» **Task instructions**
Beginning with the first entry, set down each one exactly as shown.

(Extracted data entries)

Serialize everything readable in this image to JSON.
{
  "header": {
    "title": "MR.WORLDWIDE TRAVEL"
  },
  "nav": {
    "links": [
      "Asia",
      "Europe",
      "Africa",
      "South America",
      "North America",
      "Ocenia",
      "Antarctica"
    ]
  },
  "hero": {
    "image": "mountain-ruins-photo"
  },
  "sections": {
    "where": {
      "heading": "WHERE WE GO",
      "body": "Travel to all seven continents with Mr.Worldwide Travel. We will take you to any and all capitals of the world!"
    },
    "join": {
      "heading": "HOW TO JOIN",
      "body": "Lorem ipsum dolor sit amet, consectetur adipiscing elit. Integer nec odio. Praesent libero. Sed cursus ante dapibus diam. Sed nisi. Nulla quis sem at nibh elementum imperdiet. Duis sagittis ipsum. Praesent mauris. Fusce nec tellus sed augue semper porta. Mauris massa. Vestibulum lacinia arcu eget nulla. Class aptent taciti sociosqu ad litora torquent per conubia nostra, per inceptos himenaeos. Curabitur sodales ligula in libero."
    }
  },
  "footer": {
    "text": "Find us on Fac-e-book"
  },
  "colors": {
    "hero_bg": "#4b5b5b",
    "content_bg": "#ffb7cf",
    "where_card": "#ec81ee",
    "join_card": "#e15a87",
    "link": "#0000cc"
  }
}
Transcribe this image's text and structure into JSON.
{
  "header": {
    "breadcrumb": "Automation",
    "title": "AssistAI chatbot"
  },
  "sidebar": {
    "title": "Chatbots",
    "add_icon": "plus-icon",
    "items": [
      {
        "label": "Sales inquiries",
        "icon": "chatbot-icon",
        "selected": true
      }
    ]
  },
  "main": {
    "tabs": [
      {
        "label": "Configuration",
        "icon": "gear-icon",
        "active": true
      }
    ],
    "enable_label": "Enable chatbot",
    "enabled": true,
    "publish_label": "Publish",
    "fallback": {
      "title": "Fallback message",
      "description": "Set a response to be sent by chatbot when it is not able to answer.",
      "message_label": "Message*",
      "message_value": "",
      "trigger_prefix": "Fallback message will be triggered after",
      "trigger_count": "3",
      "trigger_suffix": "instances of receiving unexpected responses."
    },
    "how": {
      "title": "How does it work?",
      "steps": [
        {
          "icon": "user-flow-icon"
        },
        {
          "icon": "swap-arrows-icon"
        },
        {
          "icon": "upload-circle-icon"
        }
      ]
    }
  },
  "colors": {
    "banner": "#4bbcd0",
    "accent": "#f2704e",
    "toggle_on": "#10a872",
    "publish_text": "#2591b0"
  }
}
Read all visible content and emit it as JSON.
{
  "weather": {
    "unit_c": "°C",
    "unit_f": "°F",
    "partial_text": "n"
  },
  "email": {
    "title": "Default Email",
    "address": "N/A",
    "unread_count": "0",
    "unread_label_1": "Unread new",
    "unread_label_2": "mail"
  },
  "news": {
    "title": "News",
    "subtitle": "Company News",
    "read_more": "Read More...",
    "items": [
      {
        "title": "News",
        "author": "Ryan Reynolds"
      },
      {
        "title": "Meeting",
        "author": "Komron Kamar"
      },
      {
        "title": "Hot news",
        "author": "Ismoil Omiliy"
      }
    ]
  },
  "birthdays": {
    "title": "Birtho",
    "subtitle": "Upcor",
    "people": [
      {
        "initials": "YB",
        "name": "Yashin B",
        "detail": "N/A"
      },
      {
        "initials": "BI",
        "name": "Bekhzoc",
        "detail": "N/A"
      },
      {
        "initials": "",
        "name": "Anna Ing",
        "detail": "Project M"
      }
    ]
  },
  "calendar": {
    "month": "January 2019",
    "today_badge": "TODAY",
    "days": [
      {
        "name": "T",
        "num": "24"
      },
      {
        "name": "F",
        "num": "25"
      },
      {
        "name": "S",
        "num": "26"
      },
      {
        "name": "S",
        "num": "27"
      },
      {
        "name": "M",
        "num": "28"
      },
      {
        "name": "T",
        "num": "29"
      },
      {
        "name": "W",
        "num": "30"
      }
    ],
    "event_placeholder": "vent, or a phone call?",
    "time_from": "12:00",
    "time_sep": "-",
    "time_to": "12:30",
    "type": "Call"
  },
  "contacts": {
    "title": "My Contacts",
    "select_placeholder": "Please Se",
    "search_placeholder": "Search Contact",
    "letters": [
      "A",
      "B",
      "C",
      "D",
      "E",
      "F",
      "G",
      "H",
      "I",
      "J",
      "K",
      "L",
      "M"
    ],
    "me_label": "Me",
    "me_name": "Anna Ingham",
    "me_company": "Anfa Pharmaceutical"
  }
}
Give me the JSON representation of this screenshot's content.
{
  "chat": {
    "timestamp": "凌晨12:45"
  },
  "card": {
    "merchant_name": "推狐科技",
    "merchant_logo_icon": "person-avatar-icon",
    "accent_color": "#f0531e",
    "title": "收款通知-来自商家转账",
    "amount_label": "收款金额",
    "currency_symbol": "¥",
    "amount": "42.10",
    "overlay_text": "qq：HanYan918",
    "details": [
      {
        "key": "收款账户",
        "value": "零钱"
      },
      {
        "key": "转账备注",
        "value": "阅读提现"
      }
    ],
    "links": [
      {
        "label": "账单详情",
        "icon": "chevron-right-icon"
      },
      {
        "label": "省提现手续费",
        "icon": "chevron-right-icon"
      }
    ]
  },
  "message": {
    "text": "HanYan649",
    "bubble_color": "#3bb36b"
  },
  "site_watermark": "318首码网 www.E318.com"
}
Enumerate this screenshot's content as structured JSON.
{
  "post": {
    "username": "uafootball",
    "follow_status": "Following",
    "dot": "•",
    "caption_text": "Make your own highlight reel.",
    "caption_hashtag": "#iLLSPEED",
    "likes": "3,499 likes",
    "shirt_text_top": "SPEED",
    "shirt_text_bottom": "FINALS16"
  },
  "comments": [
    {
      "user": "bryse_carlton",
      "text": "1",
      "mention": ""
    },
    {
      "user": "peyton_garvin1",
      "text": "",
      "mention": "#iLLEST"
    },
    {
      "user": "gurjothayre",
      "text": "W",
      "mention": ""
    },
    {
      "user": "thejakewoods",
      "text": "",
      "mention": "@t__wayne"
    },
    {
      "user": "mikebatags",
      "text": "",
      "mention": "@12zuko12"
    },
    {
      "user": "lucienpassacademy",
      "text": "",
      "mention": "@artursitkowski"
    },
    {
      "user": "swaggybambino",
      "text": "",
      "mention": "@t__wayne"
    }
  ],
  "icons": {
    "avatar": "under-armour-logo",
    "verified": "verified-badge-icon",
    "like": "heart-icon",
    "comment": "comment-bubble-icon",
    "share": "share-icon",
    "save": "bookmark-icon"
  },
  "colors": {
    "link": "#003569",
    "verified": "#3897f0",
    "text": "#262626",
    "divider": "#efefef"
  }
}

» **Solution to this task**
Serialize everything readable in this image to JSON.
{
  "header": {
    "title": "MR.WORLDWIDE TRAVEL"
  },
  "nav": {
    "links": [
      "Asia",
      "Europe",
      "Africa",
      "South America",
      "North America",
      "Ocenia",
      "Antarctica"
    ]
  },
  "hero": {
    "image": "mountain-ruins-photo"
  },
  "sections": {
    "where": {
      "heading": "WHERE WE GO",
      "body": "Travel to all seven continents with Mr.Worldwide Travel. We will take you to any and all capitals of the world!"
    },
    "join": {
      "heading": "HOW TO JOIN",
      "body": "Lorem ipsum dolor sit amet, consectetur adipiscing elit. Integer nec odio. Praesent libero. Sed cursus ante dapibus diam. Sed nisi. Nulla quis sem at nibh elementum imperdiet. Duis sagittis ipsum. Praesent mauris. Fusce nec tellus sed augue semper porta. Mauris massa. Vestibulum lacinia arcu eget nulla. Class aptent taciti sociosqu ad litora torquent per conubia nostra, per inceptos himenaeos. Curabitur sodales ligula in libero."
    }
  },
  "footer": {
    "text": "Find us on Fac-e-book"
  },
  "colors": {
    "hero_bg": "#4b5b5b",
    "content_bg": "#ffb7cf",
    "where_card": "#ec81ee",
    "join_card": "#e15a87",
    "link": "#0000cc"
  }
}
Transcribe this image's text and structure into JSON.
{
  "header": {
    "breadcrumb": "Automation",
    "title": "AssistAI chatbot"
  },
  "sidebar": {
    "title": "Chatbots",
    "add_icon": "plus-icon",
    "items": [
      {
        "label": "Sales inquiries",
        "icon": "chatbot-icon",
        "selected": true
      }
    ]
  },
  "main": {
    "tabs": [
      {
        "label": "Configuration",
        "icon": "gear-icon",
        "active": true
      }
    ],
    "enable_label": "Enable chatbot",
    "enabled": true,
    "publish_label": "Publish",
    "fallback": {
      "title": "Fallback message",
      "description": "Set a response to be sent by chatbot when it is not able to answer.",
      "message_label": "Message*",
      "message_value": "",
      "trigger_prefix": "Fallback message will be triggered after",
      "trigger_count": "3",
      "trigger_suffix": "instances of receiving unexpected responses."
    },
    "how": {
      "title": "How does it work?",
      "steps": [
        {
          "icon": "user-flow-icon"
        },
        {
          "icon": "swap-arrows-icon"
        },
        {
          "icon": "upload-circle-icon"
        }
      ]
    }
  },
  "colors": {
    "banner": "#4bbcd0",
    "accent": "#f2704e",
    "toggle_on": "#10a872",
    "publish_text": "#2591b0"
  }
}
Read all visible content and emit it as JSON.
{
  "weather": {
    "unit_c": "°C",
    "unit_f": "°F",
    "partial_text": "n"
  },
  "email": {
    "title": "Default Email",
    "address": "N/A",
    "unread_count": "0",
    "unread_label_1": "Unread new",
    "unread_label_2": "mail"
  },
  "news": {
    "title": "News",
    "subtitle": "Company News",
    "read_more": "Read More...",
    "items": [
      {
        "title": "News",
        "author": "Ryan Reynolds"
      },
      {
        "title": "Meeting",
        "author": "Komron Kamar"
      },
      {
        "title": "Hot news",
        "author": "Ismoil Omiliy"
      }
    ]
  },
  "birthdays": {
    "title": "Birtho",
    "subtitle": "Upcor",
    "people": [
      {
        "initials": "YB",
        "name": "Yashin B",
        "detail": "N/A"
      },
      {
        "initials": "BI",
        "name": "Bekhzoc",
        "detail": "N/A"
      },
      {
        "initials": "",
        "name": "Anna Ing",
        "detail": "Project M"
      }
    ]
  },
  "calendar": {
    "month": "January 2019",
    "today_badge": "TODAY",
    "days": [
      {
        "name": "T",
        "num": "24"
      },
      {
        "name": "F",
        "num": "25"
      },
      {
        "name": "S",
        "num": "26"
      },
      {
        "name": "S",
        "num": "27"
      },
      {
        "name": "M",
        "num": "28"
      },
      {
        "name": "T",
        "num": "29"
      },
      {
        "name": "W",
        "num": "30"
      }
    ],
    "event_placeholder": "vent, or a phone call?",
    "time_from": "12:00",
    "time_sep": "-",
    "time_to": "12:30",
    "type": "Call"
  },
  "contacts": {
    "title": "My Contacts",
    "select_placeholder": "Please Se",
    "search_placeholder": "Search Contact",
    "letters": [
      "A",
      "B",
      "C",
      "D",
      "E",
      "F",
      "G",
      "H",
      "I",
      "J",
      "K",
      "L",
      "M"
    ],
    "me_label": "Me",
    "me_name": "Anna Ingham",
    "me_company": "Anfa Pharmaceutical"
  }
}
Give me the JSON representation of this screenshot's content.
{
  "chat": {
    "timestamp": "凌晨12:45"
  },
  "card": {
    "merchant_name": "推狐科技",
    "merchant_logo_icon": "person-avatar-icon",
    "accent_color": "#f0531e",
    "title": "收款通知-来自商家转账",
    "amount_label": "收款金额",
    "currency_symbol": "¥",
    "amount": "42.10",
    "overlay_text": "qq：HanYan918",
    "details": [
      {
        "key": "收款账户",
        "value": "零钱"
      },
      {
        "key": "转账备注",
        "value": "阅读提现"
      }
    ],
    "links": [
      {
        "label": "账单详情",
        "icon": "chevron-right-icon"
      },
      {
        "label": "省提现手续费",
        "icon": "chevron-right-icon"
      }
    ]
  },
  "message": {
    "text": "HanYan649",
    "bubble_color": "#3bb36b"
  },
  "site_watermark": "318首码网 www.E318.com"
}
Enumerate this screenshot's content as structured JSON.
{
  "post": {
    "username": "uafootball",
    "follow_status": "Following",
    "dot": "•",
    "caption_text": "Make your own highlight reel.",
    "caption_hashtag": "#iLLSPEED",
    "likes": "3,499 likes",
    "shirt_text_top": "SPEED",
    "shirt_text_bottom": "FINALS16"
  },
  "comments": [
    {
      "user": "bryse_carlton",
      "text": "1",
      "mention": ""
    },
    {
      "user": "peyton_garvin1",
      "text": "",
      "mention": "#iLLEST"
    },
    {
      "user": "gurjothayre",
      "text": "W",
      "mention": ""
    },
    {
      "user": "thejakewoods",
      "text": "",
      "mention": "@t__wayne"
    },
    {
      "user": "mikebatags",
      "text": "",
      "mention": "@12zuko12"
    },
    {
      "user": "lucienpassacademy",
      "text": "",
      "mention": "@artursitkowski"
    },
    {
      "user": "swaggybambino",
      "text": "",
      "mention": "@t__wayne"
    }
  ],
  "icons": {
    "avatar": "under-armour-logo",
    "verified": "verified-badge-icon",
    "like": "heart-icon",
    "comment": "comment-bubble-icon",
    "share": "share-icon",
    "save": "bookmark-icon"
  },
  "colors": {
    "link": "#003569",
    "verified": "#3897f0",
    "text": "#262626",
    "divider": "#efefef"
  }
}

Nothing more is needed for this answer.